By CricketCountry Staff
London: Nov 2, 2011
England spinner Graeme Swann slammed the tainted Pakistan trio Salman Butt, Mohammad Asif and Mohammad Aamer for indulging in malicious activities and bringing bad name to the game.
Swann said in his autobiography ‘The Breaks Are Off’ that the then Pakistan captain, Butt riled him throughout their Test series in 2010 and said ‘aloof and arrogant’ are the best words to describe him.
Butt and Asif were declared guilty to spot-fixing by a London court on Tuesday, while Aamer had reportedly pleaded guilty.
The court is expected to sentence all three up to seven years in prison.
Swann said he had developed a disliking for Butt even before the scandal emerged, and requested the International Cricket Council (ICC) CEO Haroon Lorgat to ban all three cricketers for life.
Swann wrote in his book, "I was irritated when the ICC's anti-corruption tribunal meted out only five-year bans to the trio, with extra terms suspended for Butt and Asif.”
"If that is the level of punishment, what is the deterrent? The problem will never go away unless life bans are handed out. Some made excuses for Amir because he was only 18 when he transgressed. Age can never be an excuse. Amir was playing for his country at full international level and, when you do that, you have to be a grown man,” he wrote.
"The ICC have promoted a zero-tolerance policy on match-fixing yet the length of the bans appeared to have been tailored so they can play again. Well, let them find another game. Tell them to play chess, just keep them away from cricket,” Swann wrote.
"The way Salman Butt carried himself rubbed me up the wrong way. Aloof and arrogant are the best descriptions of him. What made my dismissal of him in the Lord's Test all the more satisfying was that he pompously refused to leave the field despite being bowled.
"We knew the TV replays would confirm his fate and I really enjoyed standing in our huddle taking the mickey out of him."
The England off spinner revealed that nobody from the England team wanted to continue playing in the series.
"It was vile information to digest. The next morning was the most bizarre atmosphere in which I've played international cricket. We just didn't know how to celebrate. None of us spoke to the opposition. We just couldn't wait to get off the field -- we just wanted to wash our hands off the series,” he said.

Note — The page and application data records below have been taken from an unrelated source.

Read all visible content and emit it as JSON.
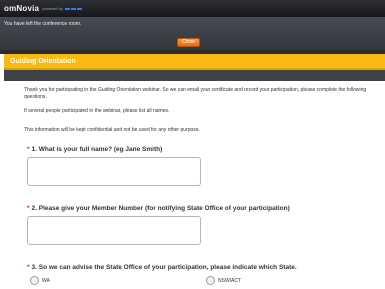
{
  "topbar": {
    "brand": "omNovia",
    "brand_sub": "powered by"
  },
  "notice": {
    "text": "You have left the conference room.",
    "close_label": "Close"
  },
  "header": {
    "title": "Guiding Orientation"
  },
  "intro": {
    "p1": "Thank you for participating in the Guiding Orientation webinar. So we can email your certificate and record your participation, please complete the following questions.",
    "p2": "If several people participated in the webinar, please list all names.",
    "p3": "This information will be kept confidential and not be used for any other purpose."
  },
  "questions": [
    {
      "required_mark": "*",
      "label": "1. What is your full name? (eg Jane Smith)",
      "value": ""
    },
    {
      "required_mark": "*",
      "label": "2. Please give your Member Number (for notifying State Office of your participation)",
      "value": ""
    },
    {
      "required_mark": "*",
      "label": "3. So we can advise the State Office of your participation, please indicate which State.",
      "options": [
        "WA",
        "NSW/ACT"
      ]
    }
  ],
  "colors": {
    "accent": "#f9bb12",
    "close_button": "#f27a1a",
    "required": "#e8211a",
    "dark_bar": "#2e3035"
  }
}
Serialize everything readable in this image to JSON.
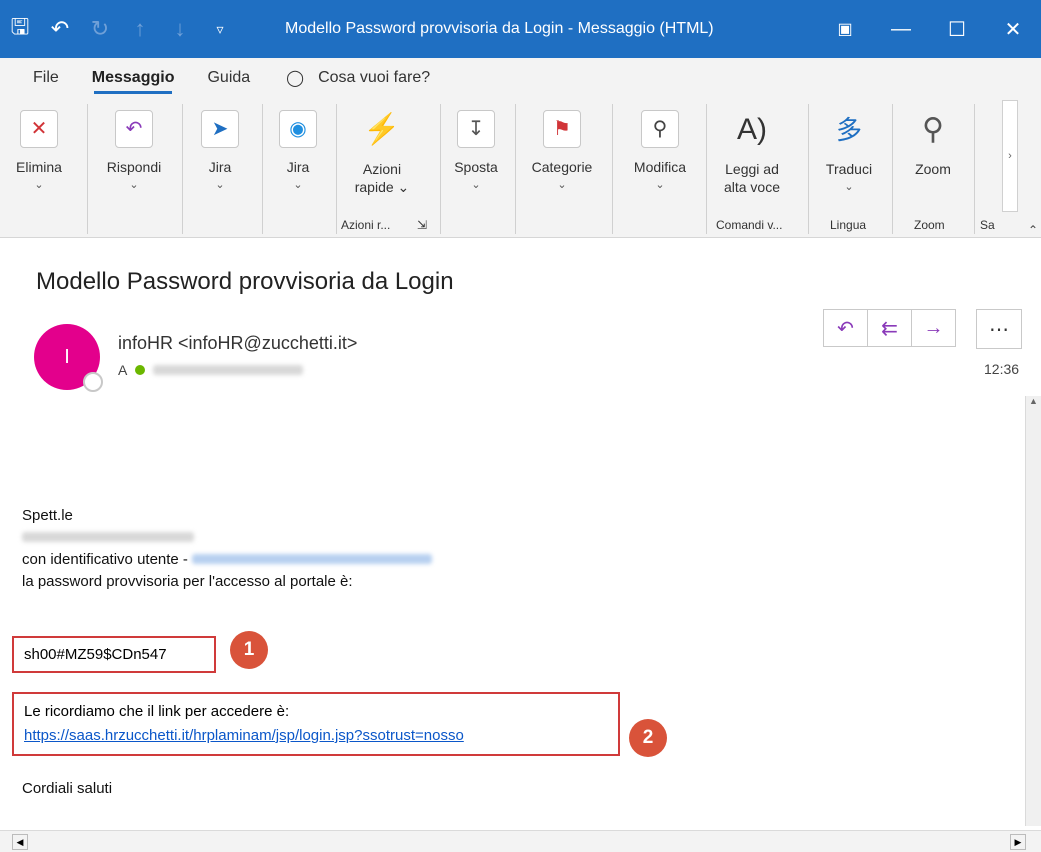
{
  "window": {
    "title": "Modello Password provvisoria da Login  -  Messaggio (HTML)",
    "icons": [
      "save-icon",
      "undo-icon",
      "redo-icon",
      "up-icon",
      "down-icon",
      "customize-icon"
    ]
  },
  "menu": {
    "items": [
      "File",
      "Messaggio",
      "Guida"
    ],
    "tell_me": "Cosa vuoi fare?"
  },
  "ribbon": {
    "buttons": [
      {
        "label": "Elimina",
        "icon": "delete-icon"
      },
      {
        "label": "Rispondi",
        "icon": "reply-icon"
      },
      {
        "label": "Jira",
        "icon": "jira-icon"
      },
      {
        "label": "Jira",
        "icon": "jira-circle-icon"
      },
      {
        "label": "Azioni",
        "label2": "rapide",
        "icon": "lightning-icon"
      },
      {
        "label": "Sposta",
        "icon": "move-icon"
      },
      {
        "label": "Categorie",
        "icon": "flag-icon"
      },
      {
        "label": "Modifica",
        "icon": "search-icon"
      },
      {
        "label": "Leggi ad",
        "label2": "alta voce",
        "icon": "read-aloud-icon"
      },
      {
        "label": "Traduci",
        "icon": "translate-icon"
      },
      {
        "label": "Zoom",
        "icon": "zoom-icon"
      }
    ],
    "groups": [
      "Azioni r...",
      "Comandi v...",
      "Lingua",
      "Zoom",
      "Sa"
    ]
  },
  "message": {
    "subject": "Modello Password provvisoria da Login",
    "avatar_initial": "I",
    "sender": "infoHR <infoHR@zucchetti.it>",
    "to_prefix": "A",
    "time": "12:36"
  },
  "body": {
    "line1": "Spett.le",
    "line3_prefix": "con identificativo utente -",
    "line4": "la password provvisoria per l'accesso al portale è:",
    "password": "sh00#MZ59$CDn547",
    "link_intro": "Le ricordiamo che il link per accedere è:",
    "link": "https://saas.hrzucchetti.it/hrplaminam/jsp/login.jsp?ssotrust=nosso",
    "closing": "Cordiali saluti"
  },
  "annotations": [
    "1",
    "2"
  ],
  "colors": {
    "titlebar": "#1f6fc2",
    "avatar": "#e3008c",
    "badge": "#d9533a",
    "highlight_box": "#d03a3a",
    "link": "#0b57c9"
  }
}
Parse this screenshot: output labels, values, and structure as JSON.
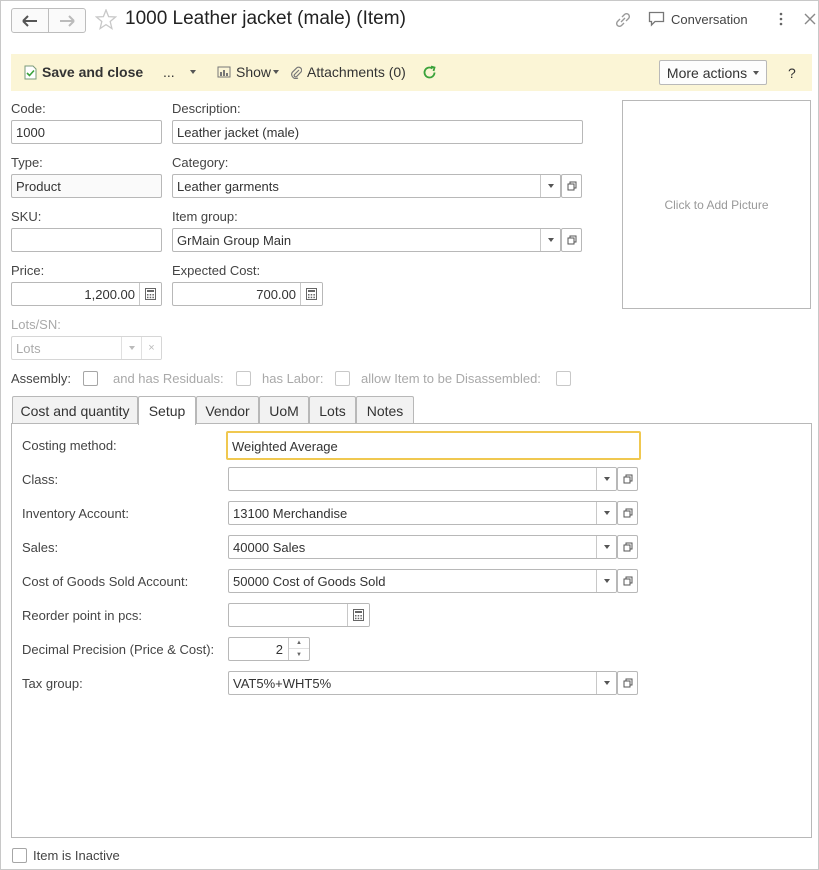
{
  "window": {
    "title": "1000 Leather jacket (male) (Item)",
    "conversation_label": "Conversation"
  },
  "toolbar": {
    "save_close": "Save and close",
    "ellipsis": "...",
    "show": "Show",
    "attachments": "Attachments (0)",
    "more_actions": "More actions",
    "help": "?"
  },
  "form": {
    "code_label": "Code:",
    "code_value": "1000",
    "description_label": "Description:",
    "description_value": "Leather jacket (male)",
    "type_label": "Type:",
    "type_value": "Product",
    "category_label": "Category:",
    "category_value": "Leather garments",
    "sku_label": "SKU:",
    "sku_value": "",
    "item_group_label": "Item group:",
    "item_group_value": "GrMain Group Main",
    "price_label": "Price:",
    "price_value": "1,200.00",
    "expected_cost_label": "Expected Cost:",
    "expected_cost_value": "700.00",
    "lots_sn_label": "Lots/SN:",
    "lots_sn_value": "Lots",
    "picture_placeholder": "Click to Add Picture",
    "assembly_label": "Assembly:",
    "residuals_label": "and has Residuals:",
    "labor_label": "has Labor:",
    "disassemble_label": "allow Item to be Disassembled:"
  },
  "tabs": [
    {
      "label": "Cost and quantity"
    },
    {
      "label": "Setup"
    },
    {
      "label": "Vendor"
    },
    {
      "label": "UoM"
    },
    {
      "label": "Lots"
    },
    {
      "label": "Notes"
    }
  ],
  "setup": {
    "costing_method_label": "Costing method:",
    "costing_method_value": "Weighted Average",
    "class_label": "Class:",
    "class_value": "",
    "inventory_account_label": "Inventory Account:",
    "inventory_account_value": "13100 Merchandise",
    "sales_label": "Sales:",
    "sales_value": "40000 Sales",
    "cogs_label": "Cost of Goods Sold Account:",
    "cogs_value": "50000 Cost of Goods Sold",
    "reorder_label": "Reorder point in pcs:",
    "reorder_value": "",
    "decimal_label": "Decimal Precision (Price & Cost):",
    "decimal_value": "2",
    "tax_group_label": "Tax group:",
    "tax_group_value": "VAT5%+WHT5%"
  },
  "footer": {
    "inactive_label": "Item is Inactive"
  },
  "colors": {
    "toolbar_bg": "#fbf5d6",
    "focus_border": "#f0c850",
    "refresh_icon": "#3aa23a"
  }
}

"The after-match presentation was held away from the public glare and we just grabbed our winners' medals and cheques and got out of there. Ill-feeling spilled into the one-day series when Pakistan Cricket Board chairman Ijaz Butt accused us of losing the third match for cash.
"It was just so pathetic and offensive. The comments went against everything I stand for as a professional sportsman. You can't go around accusing people with completely unsubstantiated claims. I for one didn't want to play on. I lobbied that we should refuse to play the final two matches of the series because I felt playing them would be kowtowing to this clown."
"Andrew Strauss was of the same opinion prior to his meeting with the ECB and the Professional Cricketers' Association and Eoin Morgan was particularly vehement. We released a team statement expressing our disgust at Butt's comments, while our employers demanded an unreserved apology and retraction. Strauss eventually persuaded us that playing on was the right thing for the good of the world game."